→ **DATA TO USE**:
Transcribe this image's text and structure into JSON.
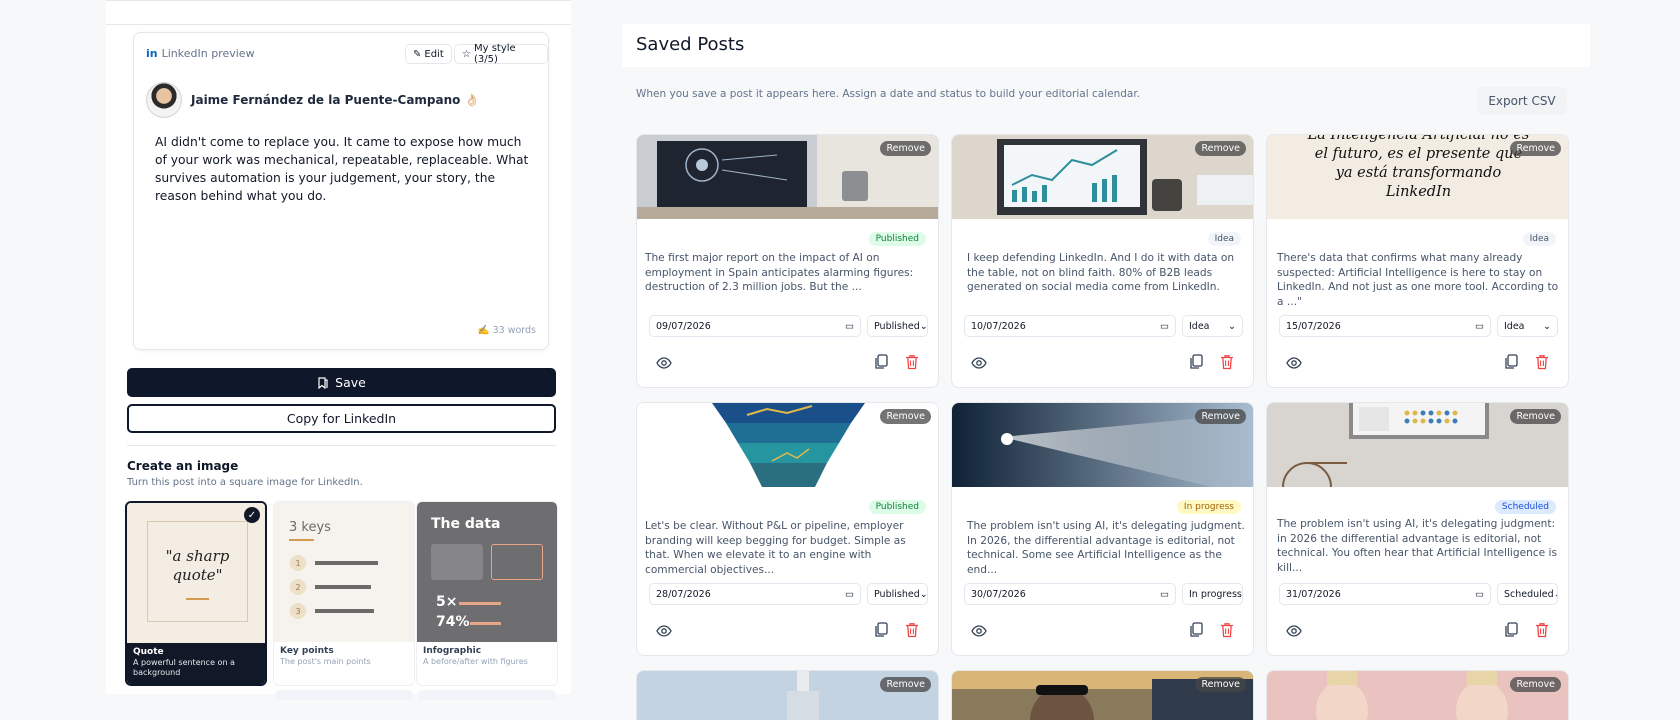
{
  "preview": {
    "header": "LinkedIn preview",
    "edit_label": "Edit",
    "style_label": "My style (3/5)",
    "author": "Jaime Fernández de la Puente-Campano 👌🏻",
    "text": "AI didn't come to replace you. It came to expose how much of your work was mechanical, repeatable, replaceable. What survives automation is your judgement, your story, the reason behind what you do.",
    "words": "✍️ 33 words"
  },
  "actions": {
    "save": "Save",
    "copy": "Copy for LinkedIn"
  },
  "image": {
    "title": "Create an image",
    "subtitle": "Turn this post into a square image for LinkedIn.",
    "templates": [
      {
        "name": "Quote",
        "desc": "A powerful sentence on a background",
        "art_text": "\"a sharp quote\""
      },
      {
        "name": "Key points",
        "desc": "The post's main points",
        "art_text": "3 keys",
        "nums": [
          "1",
          "2",
          "3"
        ]
      },
      {
        "name": "Infographic",
        "desc": "A before/after with figures",
        "art_text": "The data",
        "fig1": "5×",
        "fig2": "74%"
      }
    ]
  },
  "saved": {
    "title": "Saved Posts",
    "description": "When you save a post it appears here. Assign a date and status to build your editorial calendar.",
    "export": "Export CSV",
    "remove_label": "Remove",
    "cards": [
      {
        "status": "Published",
        "status_class": "published",
        "excerpt": "The first major report on the impact of AI on employment in Spain anticipates alarming figures: destruction of 2.3 million jobs. But the ...",
        "date": "09/07/2026",
        "select": "Published"
      },
      {
        "status": "Idea",
        "status_class": "idea",
        "excerpt": "I keep defending LinkedIn. And I do it with data on the table, not on blind faith. 80% of B2B leads generated on social media come from LinkedIn.",
        "date": "10/07/2026",
        "select": "Idea"
      },
      {
        "status": "Idea",
        "status_class": "idea",
        "excerpt": "There's data that confirms what many already suspected: Artificial Intelligence is here to stay on LinkedIn. And not just as one more tool. According to a ...\"",
        "date": "15/07/2026",
        "select": "Idea",
        "image_text": "La Inteligencia Artificial no es el futuro, es el presente que ya está transformando LinkedIn"
      },
      {
        "status": "Published",
        "status_class": "published",
        "excerpt": "Let's be clear. Without P&L or pipeline, employer branding will keep begging for budget. Simple as that. When we elevate it to an engine with commercial objectives...",
        "date": "28/07/2026",
        "select": "Published"
      },
      {
        "status": "In progress",
        "status_class": "progress",
        "excerpt": "The problem isn't using AI, it's delegating judgment. In 2026, the differential advantage is editorial, not technical. Some see Artificial Intelligence as the end...",
        "date": "30/07/2026",
        "select": "In progress"
      },
      {
        "status": "Scheduled",
        "status_class": "scheduled",
        "excerpt": "The problem isn't using AI, it's delegating judgment: in 2026 the differential advantage is editorial, not technical. You often hear that Artificial Intelligence is kill...",
        "date": "31/07/2026",
        "select": "Scheduled"
      }
    ]
  },
  "colors": {
    "primary": "#0f172a",
    "danger": "#ef4444",
    "linkedin": "#0a66c2"
  }
}
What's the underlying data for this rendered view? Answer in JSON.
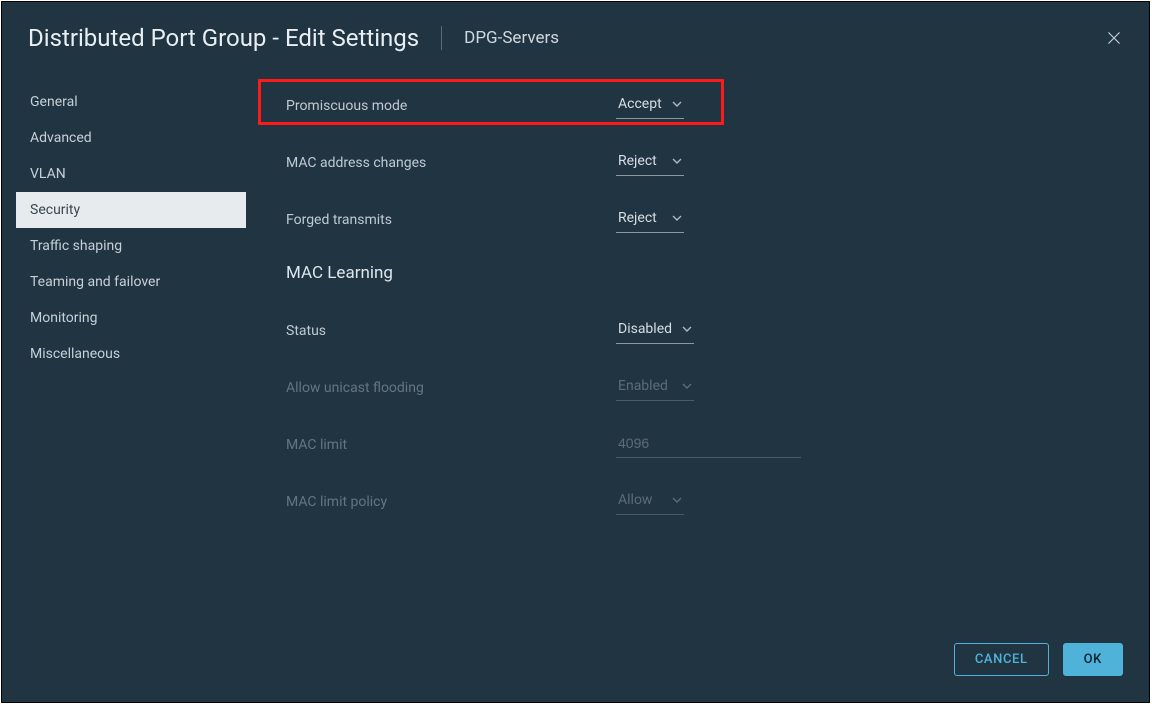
{
  "header": {
    "title": "Distributed Port Group - Edit Settings",
    "subtitle": "DPG-Servers"
  },
  "sidebar": {
    "items": [
      {
        "label": "General"
      },
      {
        "label": "Advanced"
      },
      {
        "label": "VLAN"
      },
      {
        "label": "Security"
      },
      {
        "label": "Traffic shaping"
      },
      {
        "label": "Teaming and failover"
      },
      {
        "label": "Monitoring"
      },
      {
        "label": "Miscellaneous"
      }
    ],
    "activeIndex": 3
  },
  "security": {
    "promiscuous_label": "Promiscuous mode",
    "promiscuous_value": "Accept",
    "mac_changes_label": "MAC address changes",
    "mac_changes_value": "Reject",
    "forged_label": "Forged transmits",
    "forged_value": "Reject"
  },
  "mac_learning": {
    "heading": "MAC Learning",
    "status_label": "Status",
    "status_value": "Disabled",
    "flooding_label": "Allow unicast flooding",
    "flooding_value": "Enabled",
    "limit_label": "MAC limit",
    "limit_value": "4096",
    "policy_label": "MAC limit policy",
    "policy_value": "Allow"
  },
  "footer": {
    "cancel": "CANCEL",
    "ok": "OK"
  }
}
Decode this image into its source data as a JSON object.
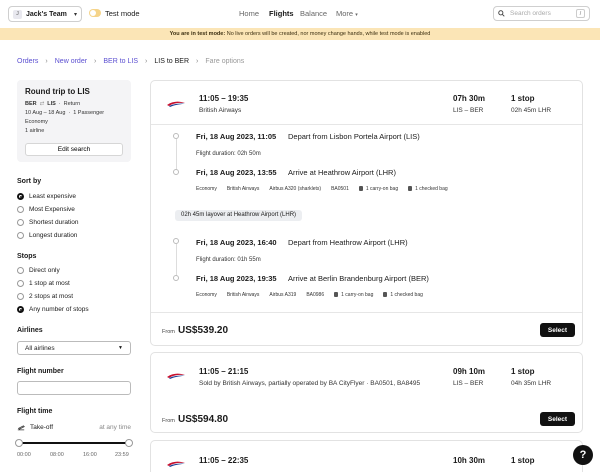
{
  "nav": {
    "team_initial": "J",
    "team_name": "Jack's Team",
    "test_mode_label": "Test mode",
    "links": [
      "Home",
      "Flights",
      "Balance",
      "More"
    ],
    "active_link": "Flights",
    "search_placeholder": "Search orders",
    "search_shortcut": "/"
  },
  "banner": {
    "bold": "You are in test mode:",
    "text": " No live orders will be created, nor money change hands, while test mode is enabled"
  },
  "breadcrumb": [
    "Orders",
    "New order",
    "BER to LIS",
    "LIS to BER",
    "Fare options"
  ],
  "trip": {
    "title": "Round trip to LIS",
    "from": "BER",
    "to": "LIS",
    "type": "Return",
    "dates": "10 Aug – 18 Aug",
    "passengers": "1 Passenger",
    "cabin": "Economy",
    "airlines": "1 airline",
    "edit_label": "Edit search"
  },
  "sort": {
    "title": "Sort by",
    "options": [
      "Least expensive",
      "Most Expensive",
      "Shortest duration",
      "Longest duration"
    ],
    "selected_index": 0
  },
  "stops": {
    "title": "Stops",
    "options": [
      "Direct only",
      "1 stop at most",
      "2 stops at most",
      "Any number of stops"
    ],
    "selected_index": 3
  },
  "airlines_filter": {
    "title": "Airlines",
    "value": "All airlines"
  },
  "flight_number": {
    "title": "Flight number",
    "value": ""
  },
  "flight_time": {
    "title": "Flight time",
    "takeoff_label": "Take-off",
    "takeoff_value": "at any time",
    "ticks": [
      "00:00",
      "08:00",
      "16:00",
      "23:59"
    ]
  },
  "results": [
    {
      "times": "11:05 – 19:35",
      "airline": "British Airways",
      "duration": "07h 30m",
      "route": "LIS – BER",
      "stops": "1 stop",
      "stop_detail": "02h 45m LHR",
      "segments": [
        {
          "dep_date": "Fri, 18 Aug 2023, 11:05",
          "dep_text": "Depart from Lisbon Portela Airport (LIS)",
          "flight_duration": "Flight duration: 02h 50m",
          "arr_date": "Fri, 18 Aug 2023, 13:55",
          "arr_text": "Arrive at Heathrow Airport (LHR)",
          "tags": [
            "Economy",
            "British Airways",
            "Airbus A320 (sharklets)",
            "BA0501",
            "1 carry-on bag",
            "1 checked bag"
          ]
        },
        {
          "dep_date": "Fri, 18 Aug 2023, 16:40",
          "dep_text": "Depart from Heathrow Airport (LHR)",
          "flight_duration": "Flight duration: 01h 55m",
          "arr_date": "Fri, 18 Aug 2023, 19:35",
          "arr_text": "Arrive at Berlin Brandenburg Airport (BER)",
          "tags": [
            "Economy",
            "British Airways",
            "Airbus A319",
            "BA0986",
            "1 carry-on bag",
            "1 checked bag"
          ]
        }
      ],
      "layover": "02h 45m layover at Heathrow Airport (LHR)",
      "from_label": "From",
      "price": "US$539.20",
      "select_label": "Select"
    },
    {
      "times": "11:05 – 21:15",
      "airline": "Sold by British Airways, partially operated by BA CityFlyer · BA0501, BA8495",
      "duration": "09h 10m",
      "route": "LIS – BER",
      "stops": "1 stop",
      "stop_detail": "04h 35m LHR",
      "from_label": "From",
      "price": "US$594.80",
      "select_label": "Select"
    },
    {
      "times": "11:05 – 22:35",
      "duration": "10h 30m",
      "stops": "1 stop"
    }
  ],
  "help_label": "?",
  "colors": {
    "accent": "#5b4fd1",
    "banner": "#fbe5b6",
    "primary_button": "#111111",
    "toggle": "#f5d48a"
  }
}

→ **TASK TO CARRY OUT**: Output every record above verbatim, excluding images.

→ **SOLUTION**:
Transcribe this image's text and structure into JSON.
{
  "preview": {
    "header": "LinkedIn preview",
    "edit_label": "Edit",
    "style_label": "My style (3/5)",
    "author": "Jaime Fernández de la Puente-Campano 👌🏻",
    "text": "AI didn't come to replace you. It came to expose how much of your work was mechanical, repeatable, replaceable. What survives automation is your judgement, your story, the reason behind what you do.",
    "words": "✍️ 33 words"
  },
  "actions": {
    "save": "Save",
    "copy": "Copy for LinkedIn"
  },
  "image": {
    "title": "Create an image",
    "subtitle": "Turn this post into a square image for LinkedIn.",
    "templates": [
      {
        "name": "Quote",
        "desc": "A powerful sentence on a background",
        "art_text": "\"a sharp quote\""
      },
      {
        "name": "Key points",
        "desc": "The post's main points",
        "art_text": "3 keys",
        "nums": [
          "1",
          "2",
          "3"
        ]
      },
      {
        "name": "Infographic",
        "desc": "A before/after with figures",
        "art_text": "The data",
        "fig1": "5×",
        "fig2": "74%"
      }
    ]
  },
  "saved": {
    "title": "Saved Posts",
    "description": "When you save a post it appears here. Assign a date and status to build your editorial calendar.",
    "export": "Export CSV",
    "remove_label": "Remove",
    "cards": [
      {
        "status": "Published",
        "status_class": "published",
        "excerpt": "The first major report on the impact of AI on employment in Spain anticipates alarming figures: destruction of 2.3 million jobs. But the ...",
        "date": "09/07/2026",
        "select": "Published"
      },
      {
        "status": "Idea",
        "status_class": "idea",
        "excerpt": "I keep defending LinkedIn. And I do it with data on the table, not on blind faith. 80% of B2B leads generated on social media come from LinkedIn.",
        "date": "10/07/2026",
        "select": "Idea"
      },
      {
        "status": "Idea",
        "status_class": "idea",
        "excerpt": "There's data that confirms what many already suspected: Artificial Intelligence is here to stay on LinkedIn. And not just as one more tool. According to a ...\"",
        "date": "15/07/2026",
        "select": "Idea",
        "image_text": "La Inteligencia Artificial no es el futuro, es el presente que ya está transformando LinkedIn"
      },
      {
        "status": "Published",
        "status_class": "published",
        "excerpt": "Let's be clear. Without P&L or pipeline, employer branding will keep begging for budget. Simple as that. When we elevate it to an engine with commercial objectives...",
        "date": "28/07/2026",
        "select": "Published"
      },
      {
        "status": "In progress",
        "status_class": "progress",
        "excerpt": "The problem isn't using AI, it's delegating judgment. In 2026, the differential advantage is editorial, not technical. Some see Artificial Intelligence as the end...",
        "date": "30/07/2026",
        "select": "In progress"
      },
      {
        "status": "Scheduled",
        "status_class": "scheduled",
        "excerpt": "The problem isn't using AI, it's delegating judgment: in 2026 the differential advantage is editorial, not technical. You often hear that Artificial Intelligence is kill...",
        "date": "31/07/2026",
        "select": "Scheduled"
      }
    ]
  },
  "colors": {
    "primary": "#0f172a",
    "danger": "#ef4444",
    "linkedin": "#0a66c2"
  }
}
What's the underlying data for this rendered view? Answer in JSON.
{
  "header": {
    "title": "Distributed Port Group - Edit Settings",
    "subtitle": "DPG-Servers"
  },
  "sidebar": {
    "items": [
      {
        "label": "General"
      },
      {
        "label": "Advanced"
      },
      {
        "label": "VLAN"
      },
      {
        "label": "Security"
      },
      {
        "label": "Traffic shaping"
      },
      {
        "label": "Teaming and failover"
      },
      {
        "label": "Monitoring"
      },
      {
        "label": "Miscellaneous"
      }
    ],
    "activeIndex": 3
  },
  "security": {
    "promiscuous_label": "Promiscuous mode",
    "promiscuous_value": "Accept",
    "mac_changes_label": "MAC address changes",
    "mac_changes_value": "Reject",
    "forged_label": "Forged transmits",
    "forged_value": "Reject"
  },
  "mac_learning": {
    "heading": "MAC Learning",
    "status_label": "Status",
    "status_value": "Disabled",
    "flooding_label": "Allow unicast flooding",
    "flooding_value": "Enabled",
    "limit_label": "MAC limit",
    "limit_value": "4096",
    "policy_label": "MAC limit policy",
    "policy_value": "Allow"
  },
  "footer": {
    "cancel": "CANCEL",
    "ok": "OK"
  }
}
Decode this image into its source data as a JSON object.
{
  "nav": {
    "team_initial": "J",
    "team_name": "Jack's Team",
    "test_mode_label": "Test mode",
    "links": [
      "Home",
      "Flights",
      "Balance",
      "More"
    ],
    "active_link": "Flights",
    "search_placeholder": "Search orders",
    "search_shortcut": "/"
  },
  "banner": {
    "bold": "You are in test mode:",
    "text": " No live orders will be created, nor money change hands, while test mode is enabled"
  },
  "breadcrumb": [
    "Orders",
    "New order",
    "BER to LIS",
    "LIS to BER",
    "Fare options"
  ],
  "trip": {
    "title": "Round trip to LIS",
    "from": "BER",
    "to": "LIS",
    "type": "Return",
    "dates": "10 Aug – 18 Aug",
    "passengers": "1 Passenger",
    "cabin": "Economy",
    "airlines": "1 airline",
    "edit_label": "Edit search"
  },
  "sort": {
    "title": "Sort by",
    "options": [
      "Least expensive",
      "Most Expensive",
      "Shortest duration",
      "Longest duration"
    ],
    "selected_index": 0
  },
  "stops": {
    "title": "Stops",
    "options": [
      "Direct only",
      "1 stop at most",
      "2 stops at most",
      "Any number of stops"
    ],
    "selected_index": 3
  },
  "airlines_filter": {
    "title": "Airlines",
    "value": "All airlines"
  },
  "flight_number": {
    "title": "Flight number",
    "value": ""
  },
  "flight_time": {
    "title": "Flight time",
    "takeoff_label": "Take-off",
    "takeoff_value": "at any time",
    "ticks": [
      "00:00",
      "08:00",
      "16:00",
      "23:59"
    ]
  },
  "results": [
    {
      "times": "11:05 – 19:35",
      "airline": "British Airways",
      "duration": "07h 30m",
      "route": "LIS – BER",
      "stops": "1 stop",
      "stop_detail": "02h 45m LHR",
      "segments": [
        {
          "dep_date": "Fri, 18 Aug 2023, 11:05",
          "dep_text": "Depart from Lisbon Portela Airport (LIS)",
          "flight_duration": "Flight duration: 02h 50m",
          "arr_date": "Fri, 18 Aug 2023, 13:55",
          "arr_text": "Arrive at Heathrow Airport (LHR)",
          "tags": [
            "Economy",
            "British Airways",
            "Airbus A320 (sharklets)",
            "BA0501",
            "1 carry-on bag",
            "1 checked bag"
          ]
        },
        {
          "dep_date": "Fri, 18 Aug 2023, 16:40",
          "dep_text": "Depart from Heathrow Airport (LHR)",
          "flight_duration": "Flight duration: 01h 55m",
          "arr_date": "Fri, 18 Aug 2023, 19:35",
          "arr_text": "Arrive at Berlin Brandenburg Airport (BER)",
          "tags": [
            "Economy",
            "British Airways",
            "Airbus A319",
            "BA0986",
            "1 carry-on bag",
            "1 checked bag"
          ]
        }
      ],
      "layover": "02h 45m layover at Heathrow Airport (LHR)",
      "from_label": "From",
      "price": "US$539.20",
      "select_label": "Select"
    },
    {
      "times": "11:05 – 21:15",
      "airline": "Sold by British Airways, partially operated by BA CityFlyer · BA0501, BA8495",
      "duration": "09h 10m",
      "route": "LIS – BER",
      "stops": "1 stop",
      "stop_detail": "04h 35m LHR",
      "from_label": "From",
      "price": "US$594.80",
      "select_label": "Select"
    },
    {
      "times": "11:05 – 22:35",
      "duration": "10h 30m",
      "stops": "1 stop"
    }
  ],
  "help_label": "?",
  "colors": {
    "accent": "#5b4fd1",
    "banner": "#fbe5b6",
    "primary_button": "#111111",
    "toggle": "#f5d48a"
  }
}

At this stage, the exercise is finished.